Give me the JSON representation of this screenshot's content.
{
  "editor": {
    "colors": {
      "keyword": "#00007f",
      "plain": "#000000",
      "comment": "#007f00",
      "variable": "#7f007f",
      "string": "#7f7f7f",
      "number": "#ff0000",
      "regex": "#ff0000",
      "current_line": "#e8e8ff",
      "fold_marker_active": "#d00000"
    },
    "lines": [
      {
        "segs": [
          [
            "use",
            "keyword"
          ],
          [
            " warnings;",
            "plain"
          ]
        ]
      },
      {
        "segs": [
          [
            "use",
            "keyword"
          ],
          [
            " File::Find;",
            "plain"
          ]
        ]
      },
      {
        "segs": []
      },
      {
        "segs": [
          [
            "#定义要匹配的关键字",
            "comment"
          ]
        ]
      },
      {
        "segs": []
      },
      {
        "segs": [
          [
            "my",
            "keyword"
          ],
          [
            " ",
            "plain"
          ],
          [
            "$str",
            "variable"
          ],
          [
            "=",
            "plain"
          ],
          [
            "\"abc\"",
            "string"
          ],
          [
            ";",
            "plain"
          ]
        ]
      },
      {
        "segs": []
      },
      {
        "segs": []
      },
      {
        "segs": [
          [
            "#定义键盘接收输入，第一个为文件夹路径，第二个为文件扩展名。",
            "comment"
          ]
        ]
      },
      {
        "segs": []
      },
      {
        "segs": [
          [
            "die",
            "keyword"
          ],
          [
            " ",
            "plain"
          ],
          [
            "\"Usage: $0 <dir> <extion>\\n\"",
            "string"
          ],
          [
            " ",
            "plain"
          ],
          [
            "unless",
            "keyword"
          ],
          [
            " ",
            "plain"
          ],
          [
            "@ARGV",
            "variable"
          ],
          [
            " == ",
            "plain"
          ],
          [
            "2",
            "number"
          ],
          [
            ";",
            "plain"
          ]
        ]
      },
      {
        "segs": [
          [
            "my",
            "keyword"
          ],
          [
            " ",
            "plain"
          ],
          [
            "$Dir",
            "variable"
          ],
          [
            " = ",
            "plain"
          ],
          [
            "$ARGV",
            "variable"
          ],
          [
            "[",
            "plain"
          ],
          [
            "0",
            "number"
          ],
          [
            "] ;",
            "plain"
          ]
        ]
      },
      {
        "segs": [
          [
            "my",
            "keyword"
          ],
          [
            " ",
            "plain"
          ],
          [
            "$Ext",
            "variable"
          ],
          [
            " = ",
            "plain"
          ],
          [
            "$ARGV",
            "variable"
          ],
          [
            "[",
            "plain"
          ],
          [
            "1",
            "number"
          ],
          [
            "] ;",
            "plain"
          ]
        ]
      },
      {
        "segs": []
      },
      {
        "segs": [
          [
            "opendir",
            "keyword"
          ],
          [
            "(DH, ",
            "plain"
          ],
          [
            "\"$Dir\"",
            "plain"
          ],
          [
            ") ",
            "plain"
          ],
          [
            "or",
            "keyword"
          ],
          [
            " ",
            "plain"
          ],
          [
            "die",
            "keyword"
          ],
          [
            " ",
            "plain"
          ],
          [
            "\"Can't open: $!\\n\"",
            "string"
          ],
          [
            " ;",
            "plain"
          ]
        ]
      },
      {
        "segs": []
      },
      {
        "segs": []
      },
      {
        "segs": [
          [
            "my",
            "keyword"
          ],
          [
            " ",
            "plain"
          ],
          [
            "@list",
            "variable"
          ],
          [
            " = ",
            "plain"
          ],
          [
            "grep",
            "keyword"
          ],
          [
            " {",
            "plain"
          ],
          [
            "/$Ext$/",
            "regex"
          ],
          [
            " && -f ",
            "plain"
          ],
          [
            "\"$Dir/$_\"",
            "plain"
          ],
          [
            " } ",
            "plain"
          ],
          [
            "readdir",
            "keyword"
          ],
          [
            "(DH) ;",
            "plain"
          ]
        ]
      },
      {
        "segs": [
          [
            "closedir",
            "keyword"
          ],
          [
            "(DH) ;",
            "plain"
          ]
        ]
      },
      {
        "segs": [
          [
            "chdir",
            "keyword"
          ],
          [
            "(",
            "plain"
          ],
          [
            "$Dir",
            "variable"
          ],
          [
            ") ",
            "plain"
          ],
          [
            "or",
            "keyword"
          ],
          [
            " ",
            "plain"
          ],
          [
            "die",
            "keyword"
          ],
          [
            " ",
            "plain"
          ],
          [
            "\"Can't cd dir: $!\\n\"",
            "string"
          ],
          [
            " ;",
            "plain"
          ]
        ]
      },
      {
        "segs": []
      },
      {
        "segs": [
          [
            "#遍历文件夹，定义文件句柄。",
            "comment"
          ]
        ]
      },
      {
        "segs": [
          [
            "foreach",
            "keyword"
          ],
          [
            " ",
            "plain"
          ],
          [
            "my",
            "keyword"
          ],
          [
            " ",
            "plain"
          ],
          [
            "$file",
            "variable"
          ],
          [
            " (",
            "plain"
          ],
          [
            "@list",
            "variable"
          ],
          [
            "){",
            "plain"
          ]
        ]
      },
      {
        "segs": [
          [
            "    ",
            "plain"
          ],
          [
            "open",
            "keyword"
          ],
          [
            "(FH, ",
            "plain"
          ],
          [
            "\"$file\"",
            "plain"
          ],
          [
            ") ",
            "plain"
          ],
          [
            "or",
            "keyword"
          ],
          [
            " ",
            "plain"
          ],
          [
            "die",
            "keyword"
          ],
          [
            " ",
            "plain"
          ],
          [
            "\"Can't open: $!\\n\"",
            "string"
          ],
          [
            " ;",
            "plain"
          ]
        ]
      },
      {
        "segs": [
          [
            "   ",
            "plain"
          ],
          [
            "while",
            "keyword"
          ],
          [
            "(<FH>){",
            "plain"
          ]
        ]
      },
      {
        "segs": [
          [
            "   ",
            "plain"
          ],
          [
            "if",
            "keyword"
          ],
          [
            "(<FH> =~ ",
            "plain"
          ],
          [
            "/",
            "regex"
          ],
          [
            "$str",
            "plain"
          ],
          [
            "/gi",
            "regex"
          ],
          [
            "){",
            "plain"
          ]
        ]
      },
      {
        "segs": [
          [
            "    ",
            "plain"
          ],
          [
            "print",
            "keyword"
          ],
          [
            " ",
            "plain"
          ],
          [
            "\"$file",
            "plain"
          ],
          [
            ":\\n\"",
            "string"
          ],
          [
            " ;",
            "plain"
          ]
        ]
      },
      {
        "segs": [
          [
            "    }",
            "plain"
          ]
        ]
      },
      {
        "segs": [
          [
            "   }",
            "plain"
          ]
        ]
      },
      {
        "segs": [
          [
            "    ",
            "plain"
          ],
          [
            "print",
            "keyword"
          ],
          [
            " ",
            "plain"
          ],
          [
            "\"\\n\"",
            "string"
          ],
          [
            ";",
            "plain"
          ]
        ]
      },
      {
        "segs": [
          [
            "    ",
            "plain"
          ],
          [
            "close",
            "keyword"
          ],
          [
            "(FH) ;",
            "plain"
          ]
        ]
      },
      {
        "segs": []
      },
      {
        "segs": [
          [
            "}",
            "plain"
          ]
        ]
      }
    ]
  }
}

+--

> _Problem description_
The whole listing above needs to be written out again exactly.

> _Response_
Give me the JSON representation of this screenshot's content.
{
  "editor": {
    "colors": {
      "keyword": "#00007f",
      "plain": "#000000",
      "comment": "#007f00",
      "variable": "#7f007f",
      "string": "#7f7f7f",
      "number": "#ff0000",
      "regex": "#ff0000",
      "current_line": "#e8e8ff",
      "fold_marker_active": "#d00000"
    },
    "lines": [
      {
        "segs": [
          [
            "use",
            "keyword"
          ],
          [
            " warnings;",
            "plain"
          ]
        ]
      },
      {
        "segs": [
          [
            "use",
            "keyword"
          ],
          [
            " File::Find;",
            "plain"
          ]
        ]
      },
      {
        "segs": []
      },
      {
        "segs": [
          [
            "#定义要匹配的关键字",
            "comment"
          ]
        ]
      },
      {
        "segs": []
      },
      {
        "segs": [
          [
            "my",
            "keyword"
          ],
          [
            " ",
            "plain"
          ],
          [
            "$str",
            "variable"
          ],
          [
            "=",
            "plain"
          ],
          [
            "\"abc\"",
            "string"
          ],
          [
            ";",
            "plain"
          ]
        ]
      },
      {
        "segs": []
      },
      {
        "segs": []
      },
      {
        "segs": [
          [
            "#定义键盘接收输入，第一个为文件夹路径，第二个为文件扩展名。",
            "comment"
          ]
        ]
      },
      {
        "segs": []
      },
      {
        "segs": [
          [
            "die",
            "keyword"
          ],
          [
            " ",
            "plain"
          ],
          [
            "\"Usage: $0 <dir> <extion>\\n\"",
            "string"
          ],
          [
            " ",
            "plain"
          ],
          [
            "unless",
            "keyword"
          ],
          [
            " ",
            "plain"
          ],
          [
            "@ARGV",
            "variable"
          ],
          [
            " == ",
            "plain"
          ],
          [
            "2",
            "number"
          ],
          [
            ";",
            "plain"
          ]
        ]
      },
      {
        "segs": [
          [
            "my",
            "keyword"
          ],
          [
            " ",
            "plain"
          ],
          [
            "$Dir",
            "variable"
          ],
          [
            " = ",
            "plain"
          ],
          [
            "$ARGV",
            "variable"
          ],
          [
            "[",
            "plain"
          ],
          [
            "0",
            "number"
          ],
          [
            "] ;",
            "plain"
          ]
        ]
      },
      {
        "segs": [
          [
            "my",
            "keyword"
          ],
          [
            " ",
            "plain"
          ],
          [
            "$Ext",
            "variable"
          ],
          [
            " = ",
            "plain"
          ],
          [
            "$ARGV",
            "variable"
          ],
          [
            "[",
            "plain"
          ],
          [
            "1",
            "number"
          ],
          [
            "] ;",
            "plain"
          ]
        ]
      },
      {
        "segs": []
      },
      {
        "segs": [
          [
            "opendir",
            "keyword"
          ],
          [
            "(DH, ",
            "plain"
          ],
          [
            "\"$Dir\"",
            "plain"
          ],
          [
            ") ",
            "plain"
          ],
          [
            "or",
            "keyword"
          ],
          [
            " ",
            "plain"
          ],
          [
            "die",
            "keyword"
          ],
          [
            " ",
            "plain"
          ],
          [
            "\"Can't open: $!\\n\"",
            "string"
          ],
          [
            " ;",
            "plain"
          ]
        ]
      },
      {
        "segs": []
      },
      {
        "segs": []
      },
      {
        "segs": [
          [
            "my",
            "keyword"
          ],
          [
            " ",
            "plain"
          ],
          [
            "@list",
            "variable"
          ],
          [
            " = ",
            "plain"
          ],
          [
            "grep",
            "keyword"
          ],
          [
            " {",
            "plain"
          ],
          [
            "/$Ext$/",
            "regex"
          ],
          [
            " && -f ",
            "plain"
          ],
          [
            "\"$Dir/$_\"",
            "plain"
          ],
          [
            " } ",
            "plain"
          ],
          [
            "readdir",
            "keyword"
          ],
          [
            "(DH) ;",
            "plain"
          ]
        ]
      },
      {
        "segs": [
          [
            "closedir",
            "keyword"
          ],
          [
            "(DH) ;",
            "plain"
          ]
        ]
      },
      {
        "segs": [
          [
            "chdir",
            "keyword"
          ],
          [
            "(",
            "plain"
          ],
          [
            "$Dir",
            "variable"
          ],
          [
            ") ",
            "plain"
          ],
          [
            "or",
            "keyword"
          ],
          [
            " ",
            "plain"
          ],
          [
            "die",
            "keyword"
          ],
          [
            " ",
            "plain"
          ],
          [
            "\"Can't cd dir: $!\\n\"",
            "string"
          ],
          [
            " ;",
            "plain"
          ]
        ]
      },
      {
        "segs": []
      },
      {
        "segs": [
          [
            "#遍历文件夹，定义文件句柄。",
            "comment"
          ]
        ]
      },
      {
        "segs": [
          [
            "foreach",
            "keyword"
          ],
          [
            " ",
            "plain"
          ],
          [
            "my",
            "keyword"
          ],
          [
            " ",
            "plain"
          ],
          [
            "$file",
            "variable"
          ],
          [
            " (",
            "plain"
          ],
          [
            "@list",
            "variable"
          ],
          [
            "){",
            "plain"
          ]
        ]
      },
      {
        "segs": [
          [
            "    ",
            "plain"
          ],
          [
            "open",
            "keyword"
          ],
          [
            "(FH, ",
            "plain"
          ],
          [
            "\"$file\"",
            "plain"
          ],
          [
            ") ",
            "plain"
          ],
          [
            "or",
            "keyword"
          ],
          [
            " ",
            "plain"
          ],
          [
            "die",
            "keyword"
          ],
          [
            " ",
            "plain"
          ],
          [
            "\"Can't open: $!\\n\"",
            "string"
          ],
          [
            " ;",
            "plain"
          ]
        ]
      },
      {
        "segs": [
          [
            "   ",
            "plain"
          ],
          [
            "while",
            "keyword"
          ],
          [
            "(<FH>){",
            "plain"
          ]
        ]
      },
      {
        "segs": [
          [
            "   ",
            "plain"
          ],
          [
            "if",
            "keyword"
          ],
          [
            "(<FH> =~ ",
            "plain"
          ],
          [
            "/",
            "regex"
          ],
          [
            "$str",
            "plain"
          ],
          [
            "/gi",
            "regex"
          ],
          [
            "){",
            "plain"
          ]
        ]
      },
      {
        "segs": [
          [
            "    ",
            "plain"
          ],
          [
            "print",
            "keyword"
          ],
          [
            " ",
            "plain"
          ],
          [
            "\"$file",
            "plain"
          ],
          [
            ":\\n\"",
            "string"
          ],
          [
            " ;",
            "plain"
          ]
        ]
      },
      {
        "segs": [
          [
            "    }",
            "plain"
          ]
        ]
      },
      {
        "segs": [
          [
            "   }",
            "plain"
          ]
        ]
      },
      {
        "segs": [
          [
            "    ",
            "plain"
          ],
          [
            "print",
            "keyword"
          ],
          [
            " ",
            "plain"
          ],
          [
            "\"\\n\"",
            "string"
          ],
          [
            ";",
            "plain"
          ]
        ]
      },
      {
        "segs": [
          [
            "    ",
            "plain"
          ],
          [
            "close",
            "keyword"
          ],
          [
            "(FH) ;",
            "plain"
          ]
        ]
      },
      {
        "segs": []
      },
      {
        "segs": [
          [
            "}",
            "plain"
          ]
        ]
      }
    ]
  }
}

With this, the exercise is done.